Restate the data below word for word. Leave the images out.
* * * * * * * * *
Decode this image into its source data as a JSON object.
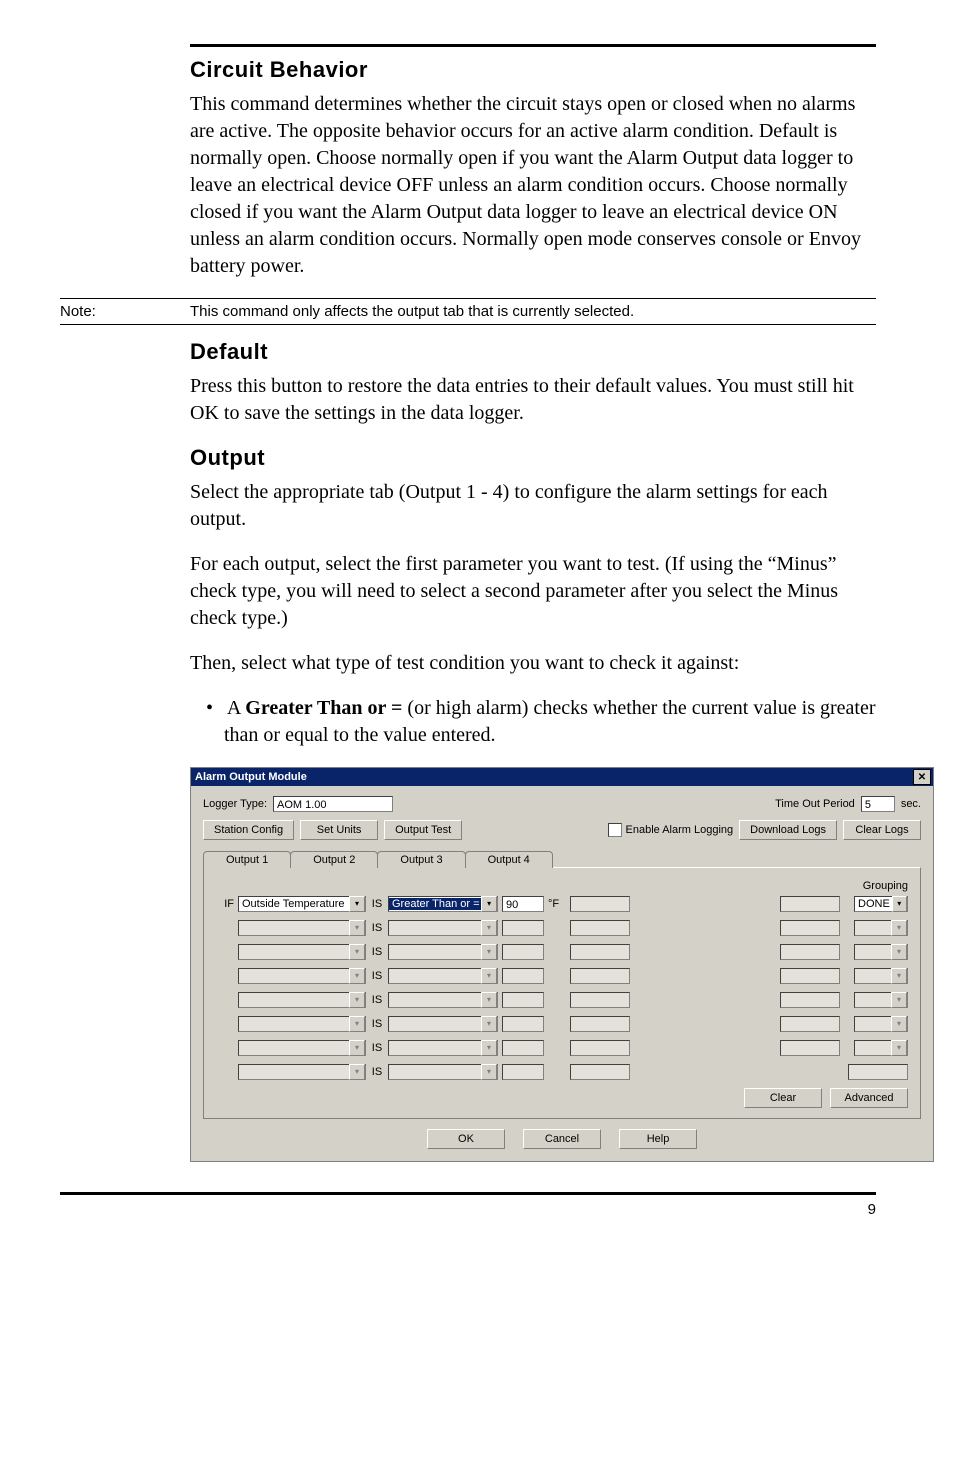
{
  "section1": {
    "heading": "Circuit Behavior",
    "paragraph": "This command determines whether the circuit stays open or closed when no alarms are active. The opposite behavior occurs for an active alarm condition. Default is normally open. Choose normally open if you want the Alarm Output data logger to leave an electrical device OFF unless an alarm condition occurs. Choose normally closed if you want the Alarm Output data logger to leave an electrical device ON unless an alarm condition occurs. Normally open mode conserves console or Envoy battery power."
  },
  "note": {
    "label": "Note:",
    "text": "This command only affects the output tab that is currently selected."
  },
  "section2": {
    "heading": "Default",
    "paragraph": "Press this button to restore the data entries to their default values. You must still hit OK to save the settings in the data logger."
  },
  "section3": {
    "heading": "Output",
    "p1": "Select the appropriate tab (Output 1 - 4) to configure the alarm settings for each output.",
    "p2": "For each output, select the first parameter you want to test. (If using the “Minus” check type, you will need to select a second parameter after you select the Minus check type.)",
    "p3": "Then, select what type of test condition you want to check it against:",
    "bullet_lead": "A ",
    "bullet_bold": "Greater Than or =",
    "bullet_tail": " (or high alarm) checks whether the current value is greater than or equal to the value entered."
  },
  "dlg": {
    "title": "Alarm Output Module",
    "logger_type_label": "Logger Type:",
    "logger_type_value": "AOM  1.00",
    "time_out_label": "Time Out Period",
    "time_out_value": "5",
    "time_out_unit": "sec.",
    "enable_alarm_label": "Enable Alarm Logging",
    "buttons": {
      "station_config": "Station Config",
      "set_units": "Set Units",
      "output_test": "Output Test",
      "download_logs": "Download Logs",
      "clear_logs": "Clear Logs",
      "clear": "Clear",
      "advanced": "Advanced",
      "ok": "OK",
      "cancel": "Cancel",
      "help": "Help"
    },
    "tabs": [
      "Output 1",
      "Output 2",
      "Output 3",
      "Output 4"
    ],
    "grouping_label": "Grouping",
    "rows": [
      {
        "if": "IF",
        "param": "Outside Temperature",
        "is": "IS",
        "cond": "Greater Than or =",
        "val": "90",
        "unit": "°F",
        "grouping": "DONE",
        "enabled": true,
        "hl_cond": true
      },
      {
        "if": "",
        "param": "",
        "is": "IS",
        "cond": "",
        "val": "",
        "unit": "",
        "grouping": "",
        "enabled": false,
        "hl_cond": false
      },
      {
        "if": "",
        "param": "",
        "is": "IS",
        "cond": "",
        "val": "",
        "unit": "",
        "grouping": "",
        "enabled": false,
        "hl_cond": false
      },
      {
        "if": "",
        "param": "",
        "is": "IS",
        "cond": "",
        "val": "",
        "unit": "",
        "grouping": "",
        "enabled": false,
        "hl_cond": false
      },
      {
        "if": "",
        "param": "",
        "is": "IS",
        "cond": "",
        "val": "",
        "unit": "",
        "grouping": "",
        "enabled": false,
        "hl_cond": false
      },
      {
        "if": "",
        "param": "",
        "is": "IS",
        "cond": "",
        "val": "",
        "unit": "",
        "grouping": "",
        "enabled": false,
        "hl_cond": false
      },
      {
        "if": "",
        "param": "",
        "is": "IS",
        "cond": "",
        "val": "",
        "unit": "",
        "grouping": "",
        "enabled": false,
        "hl_cond": false
      },
      {
        "if": "",
        "param": "",
        "is": "IS",
        "cond": "",
        "val": "",
        "unit": "",
        "grouping": "",
        "enabled": false,
        "hl_cond": false
      }
    ]
  },
  "page_number": "9"
}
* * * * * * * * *
• **Answer section**
Decode this image into its source data as a JSON object.
{
  "section1": {
    "heading": "Circuit Behavior",
    "paragraph": "This command determines whether the circuit stays open or closed when no alarms are active. The opposite behavior occurs for an active alarm condition. Default is normally open. Choose normally open if you want the Alarm Output data logger to leave an electrical device OFF unless an alarm condition occurs. Choose normally closed if you want the Alarm Output data logger to leave an electrical device ON unless an alarm condition occurs. Normally open mode conserves console or Envoy battery power."
  },
  "note": {
    "label": "Note:",
    "text": "This command only affects the output tab that is currently selected."
  },
  "section2": {
    "heading": "Default",
    "paragraph": "Press this button to restore the data entries to their default values. You must still hit OK to save the settings in the data logger."
  },
  "section3": {
    "heading": "Output",
    "p1": "Select the appropriate tab (Output 1 - 4) to configure the alarm settings for each output.",
    "p2": "For each output, select the first parameter you want to test. (If using the “Minus” check type, you will need to select a second parameter after you select the Minus check type.)",
    "p3": "Then, select what type of test condition you want to check it against:",
    "bullet_lead": "A ",
    "bullet_bold": "Greater Than or =",
    "bullet_tail": " (or high alarm) checks whether the current value is greater than or equal to the value entered."
  },
  "dlg": {
    "title": "Alarm Output Module",
    "logger_type_label": "Logger Type:",
    "logger_type_value": "AOM  1.00",
    "time_out_label": "Time Out Period",
    "time_out_value": "5",
    "time_out_unit": "sec.",
    "enable_alarm_label": "Enable Alarm Logging",
    "buttons": {
      "station_config": "Station Config",
      "set_units": "Set Units",
      "output_test": "Output Test",
      "download_logs": "Download Logs",
      "clear_logs": "Clear Logs",
      "clear": "Clear",
      "advanced": "Advanced",
      "ok": "OK",
      "cancel": "Cancel",
      "help": "Help"
    },
    "tabs": [
      "Output 1",
      "Output 2",
      "Output 3",
      "Output 4"
    ],
    "grouping_label": "Grouping",
    "rows": [
      {
        "if": "IF",
        "param": "Outside Temperature",
        "is": "IS",
        "cond": "Greater Than or =",
        "val": "90",
        "unit": "°F",
        "grouping": "DONE",
        "enabled": true,
        "hl_cond": true
      },
      {
        "if": "",
        "param": "",
        "is": "IS",
        "cond": "",
        "val": "",
        "unit": "",
        "grouping": "",
        "enabled": false,
        "hl_cond": false
      },
      {
        "if": "",
        "param": "",
        "is": "IS",
        "cond": "",
        "val": "",
        "unit": "",
        "grouping": "",
        "enabled": false,
        "hl_cond": false
      },
      {
        "if": "",
        "param": "",
        "is": "IS",
        "cond": "",
        "val": "",
        "unit": "",
        "grouping": "",
        "enabled": false,
        "hl_cond": false
      },
      {
        "if": "",
        "param": "",
        "is": "IS",
        "cond": "",
        "val": "",
        "unit": "",
        "grouping": "",
        "enabled": false,
        "hl_cond": false
      },
      {
        "if": "",
        "param": "",
        "is": "IS",
        "cond": "",
        "val": "",
        "unit": "",
        "grouping": "",
        "enabled": false,
        "hl_cond": false
      },
      {
        "if": "",
        "param": "",
        "is": "IS",
        "cond": "",
        "val": "",
        "unit": "",
        "grouping": "",
        "enabled": false,
        "hl_cond": false
      },
      {
        "if": "",
        "param": "",
        "is": "IS",
        "cond": "",
        "val": "",
        "unit": "",
        "grouping": "",
        "enabled": false,
        "hl_cond": false
      }
    ]
  },
  "page_number": "9"
}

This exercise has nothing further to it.